The Sailormoon issue cleared, perhaps I just have a really bad consciousness for genders but unless it is realy stressed and apparent to be for either gender, I usually am unable to classify this or that as shojo or shori (like you so nicely coined it) for me most ‘shoris’ that I’ve seen were actually aiming both sexes (straight men and in the case of women, all orientations). Haruhi Suzumiya no Yuukai for example is extremly popular amongst boys and girls but apparently in japan it is considered very boyish and initially for the masculine sex. Perhaps the fact that it turned out to be more unisex, is that there is fanservice (anyone say Mikuru rape?) yet it is possible for girls to identify (to some extent if not completely) with Haruhi. Love Hina and Mahou Sensei Negima are other good examples of (Love Hina more though) pobably much more male-aimed audiences but acclaimed by both sexes regardless of orientation.

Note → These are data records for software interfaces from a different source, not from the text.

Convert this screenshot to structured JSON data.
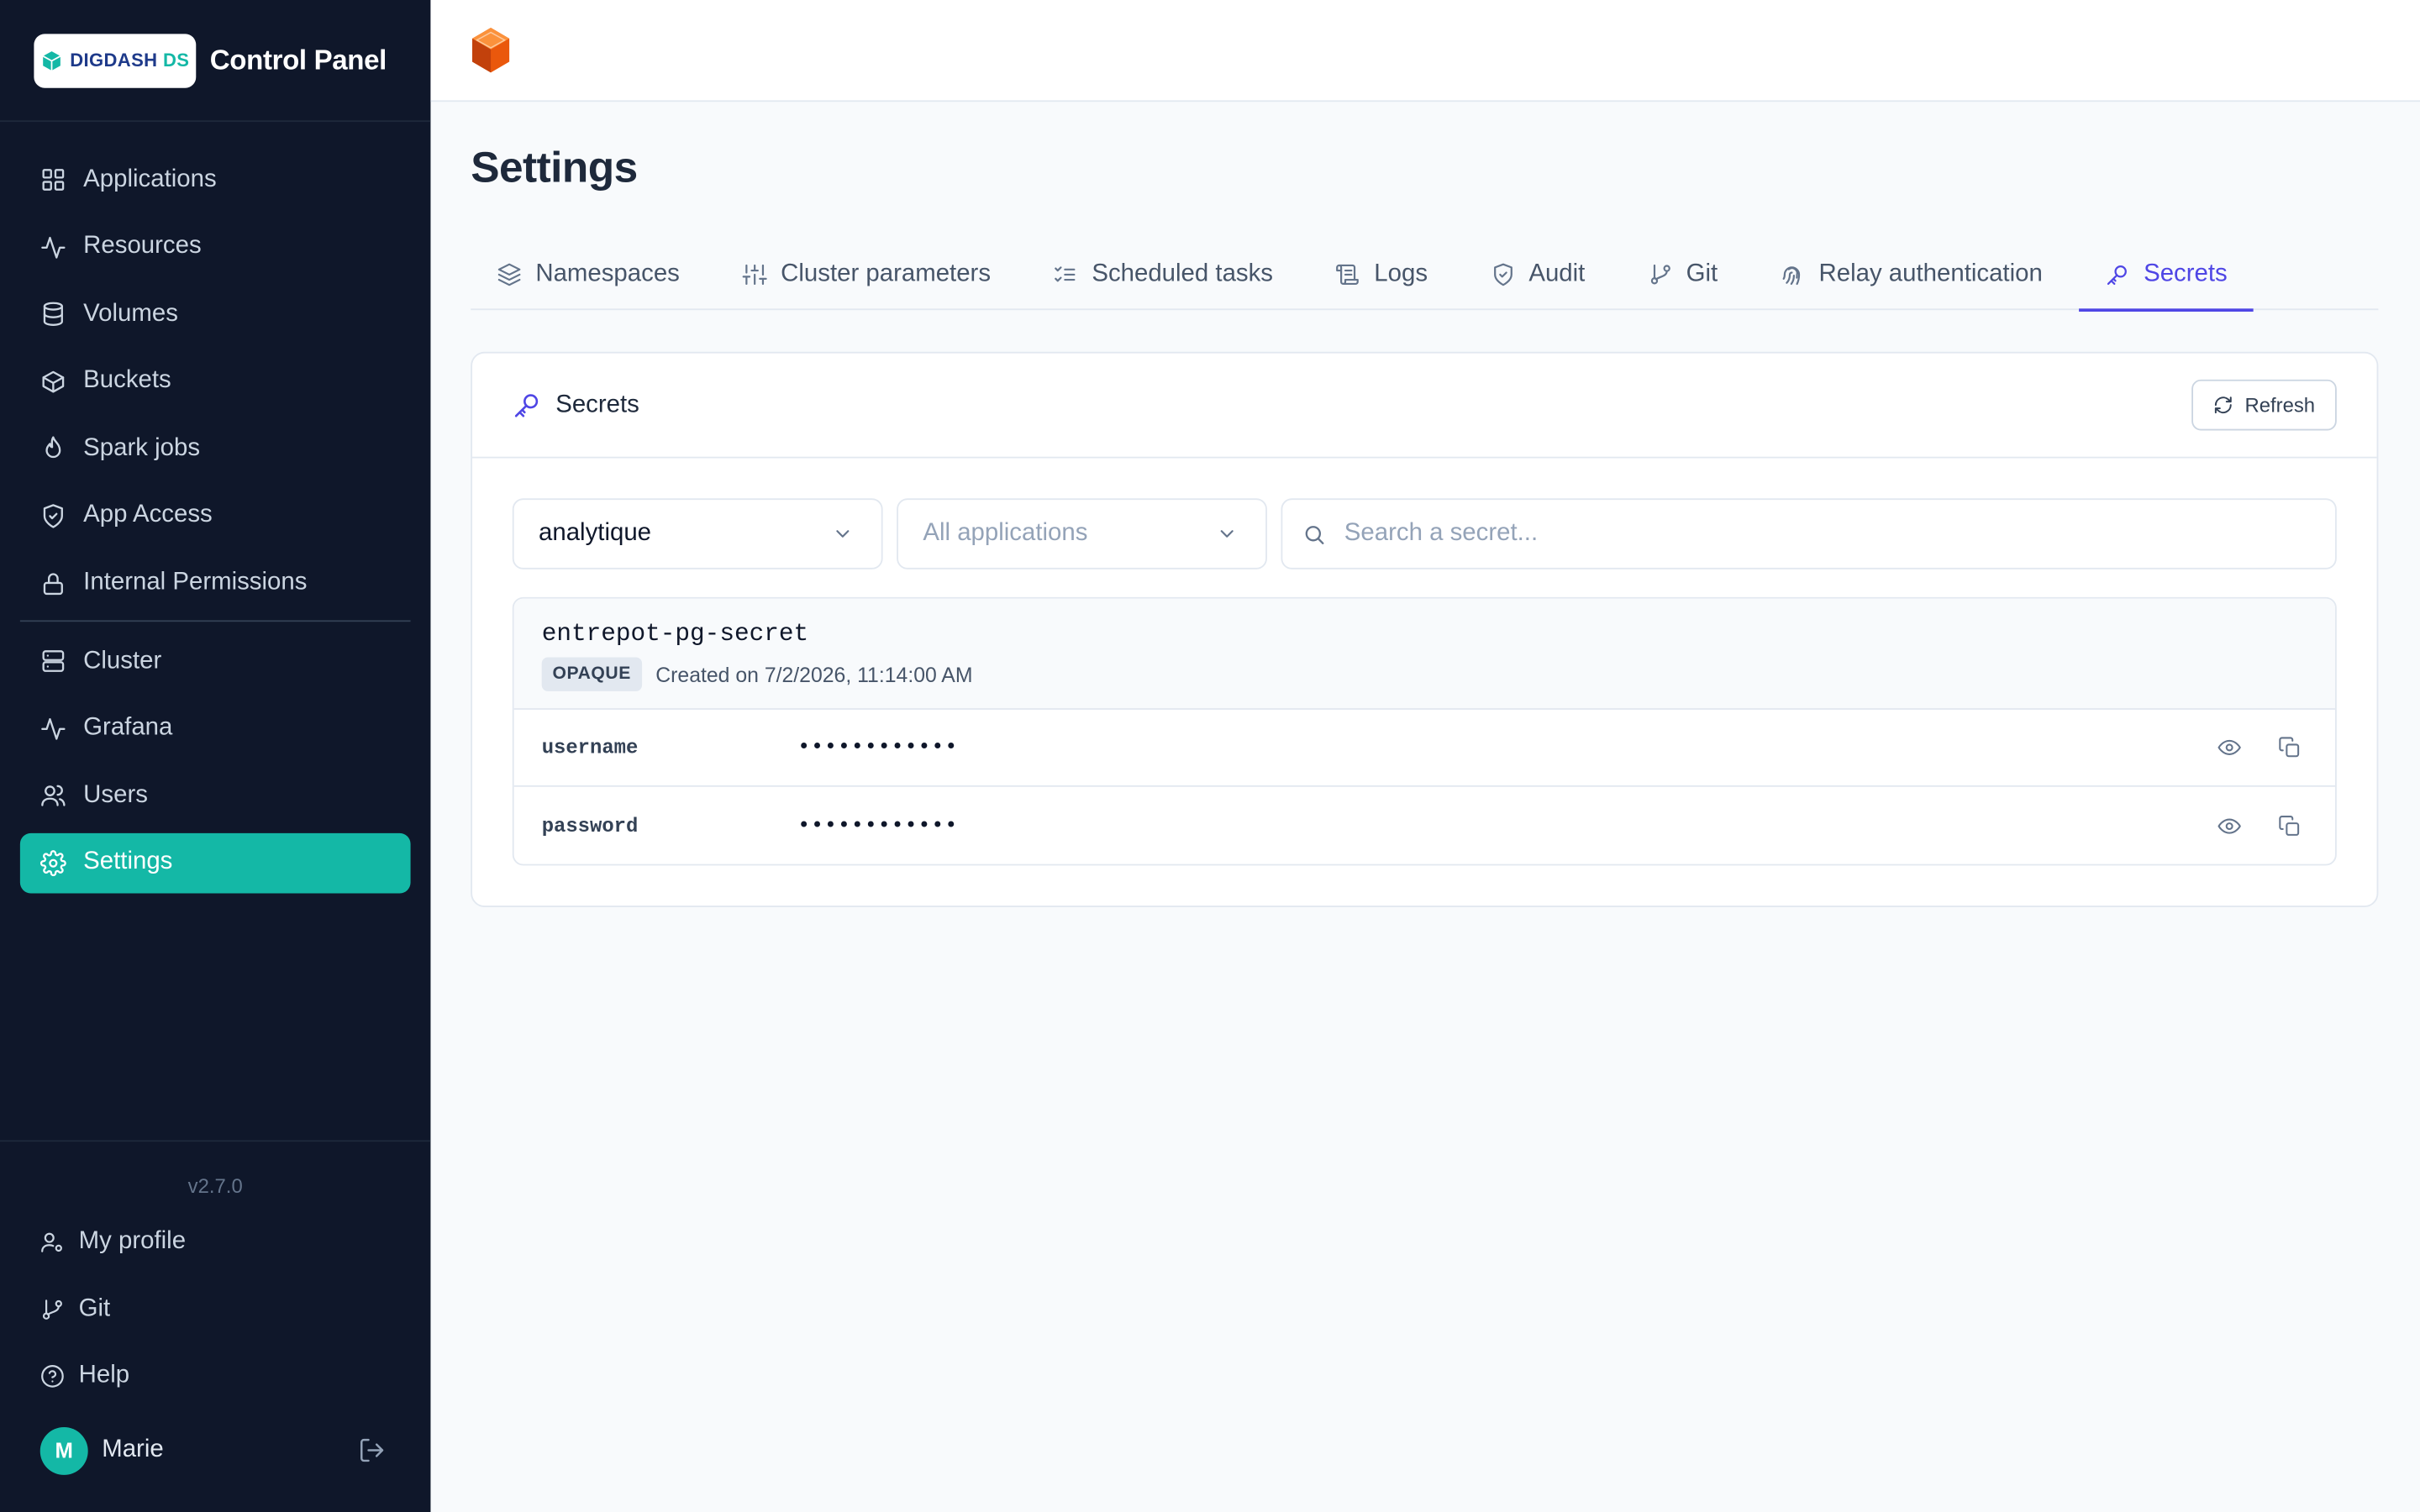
{
  "brand": {
    "logo_text_a": "DIGDASH",
    "logo_text_b": " DS",
    "title": "Control Panel"
  },
  "sidebar": {
    "items": [
      {
        "label": "Applications",
        "icon": "grid-icon"
      },
      {
        "label": "Resources",
        "icon": "activity-icon"
      },
      {
        "label": "Volumes",
        "icon": "database-icon"
      },
      {
        "label": "Buckets",
        "icon": "box-icon"
      },
      {
        "label": "Spark jobs",
        "icon": "flame-icon"
      },
      {
        "label": "App Access",
        "icon": "shield-icon"
      },
      {
        "label": "Internal Permissions",
        "icon": "lock-icon"
      }
    ],
    "items2": [
      {
        "label": "Cluster",
        "icon": "server-icon"
      },
      {
        "label": "Grafana",
        "icon": "activity-icon"
      },
      {
        "label": "Users",
        "icon": "users-icon"
      },
      {
        "label": "Settings",
        "icon": "gear-icon",
        "active": true
      }
    ],
    "version": "v2.7.0",
    "footer": [
      {
        "label": "My profile",
        "icon": "user-gear-icon"
      },
      {
        "label": "Git",
        "icon": "git-branch-icon"
      },
      {
        "label": "Help",
        "icon": "help-circle-icon"
      }
    ],
    "user": {
      "initial": "M",
      "name": "Marie"
    }
  },
  "page": {
    "title": "Settings"
  },
  "tabs": [
    {
      "label": "Namespaces",
      "icon": "layers-icon"
    },
    {
      "label": "Cluster parameters",
      "icon": "sliders-icon"
    },
    {
      "label": "Scheduled tasks",
      "icon": "list-checks-icon"
    },
    {
      "label": "Logs",
      "icon": "scroll-icon"
    },
    {
      "label": "Audit",
      "icon": "shield-check-icon"
    },
    {
      "label": "Git",
      "icon": "git-branch-icon"
    },
    {
      "label": "Relay authentication",
      "icon": "fingerprint-icon"
    },
    {
      "label": "Secrets",
      "icon": "key-icon",
      "active": true
    }
  ],
  "card": {
    "title": "Secrets",
    "refresh_label": "Refresh",
    "namespace_select": "analytique",
    "app_select_placeholder": "All applications",
    "search_placeholder": "Search a secret..."
  },
  "secret": {
    "name": "entrepot-pg-secret",
    "type_badge": "OPAQUE",
    "created": "Created on 7/2/2026, 11:14:00 AM",
    "entries": [
      {
        "key": "username",
        "masked": "••••••••••••"
      },
      {
        "key": "password",
        "masked": "••••••••••••"
      }
    ]
  },
  "colors": {
    "sidebar_bg": "#0f172a",
    "accent_teal": "#14b8a6",
    "accent_indigo": "#4f46e5",
    "brand_orange": "#ea580c"
  }
}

Finally it would be good to note Shojo-ai. While it goes in the same category as Yuri for girl X girl thing, shojo-ai is often a very close friendship that tramples the line between friends and lovers between two girls. While there is rarely any kissing, the story or side story focuses on the depths of the feelings. I think that ‘shojo-ai’ is aimed a lot more towards girls (once again regardless of orientation though lesbians or bigirls are more prone to be initially interested, a lot of them get restless when there isn’t at least one kissing scene. Yuri on the other hand is a more ‘explicit’ relationship. Unlike Shojo-ai which is often subtexted or metaphored (there is rarely any direct ‘aishiteru’ or ‘I love her-you’), Yuri relys on direct tactics. It doesn’t have to be sexually explicit, but there is often at least one kiss if not more and the feelings are often more directly conveyed (see Yuri panic and it’s abusive use of ‘aishiteru’ (forget daisuki or sukida yo). And sometimes Yuri doesn’t even involve romantic feelings, skip the lovey dovy stuff and the kisses, let’s makeout!

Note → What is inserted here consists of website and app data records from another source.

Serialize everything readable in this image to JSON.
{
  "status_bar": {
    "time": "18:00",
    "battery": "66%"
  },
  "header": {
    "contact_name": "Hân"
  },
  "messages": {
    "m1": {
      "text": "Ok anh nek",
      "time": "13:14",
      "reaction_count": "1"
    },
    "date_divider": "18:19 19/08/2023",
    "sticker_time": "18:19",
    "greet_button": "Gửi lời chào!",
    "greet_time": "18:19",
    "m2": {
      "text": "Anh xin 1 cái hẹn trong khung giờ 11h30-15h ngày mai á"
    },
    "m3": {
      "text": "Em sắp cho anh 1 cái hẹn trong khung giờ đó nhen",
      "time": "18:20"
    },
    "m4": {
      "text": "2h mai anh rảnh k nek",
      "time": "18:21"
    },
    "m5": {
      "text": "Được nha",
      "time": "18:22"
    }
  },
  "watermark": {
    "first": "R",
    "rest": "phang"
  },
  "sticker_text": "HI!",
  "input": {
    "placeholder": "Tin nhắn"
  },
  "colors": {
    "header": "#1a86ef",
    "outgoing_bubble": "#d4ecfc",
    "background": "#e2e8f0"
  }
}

But other than those few things I think what you said is pretty fair. Also Girl’s High is a BIT exaggerated however it is true that when (straight (but sometimes lesbians as well) are left only amongst themselves with no guys to impress, we kinda let ourselves go. (I went to an all girl’s school I would know) We think it’s okay to skip shaving or waxing from time to time and in winter we don’t even do it. We try to figure out who can do the better belch, we have hygene contests (who can go the longest without taking a shower) we say ‘hi bitch’ and grab each other’s boobs, our living spaces are a real mess (Why do you think the girls at St Miator in Yuripanic have to get younger girls to clean their rooms for them? not just our rooms but our desks or lockers and classrooms.
Fact: Boys are slobs
Fact: Girls are just nastily gross.
Oh and contrary to popular belief, there are 2 confirmed males in strawberry panic. Boshibaru (Kagome’s eternal companion) and Star Bride (Amane’s wild ride -giggles-).
Amaya – it’s very difficult to categorizing a lot of anime and manga these days because a lot of them are made with trying to please both boys and girls in mind. Also, thanks for distinguishing shojo-ai and Yuri for us!
Nice info on the “males” in strawberry panic. 😀
Comments are closed.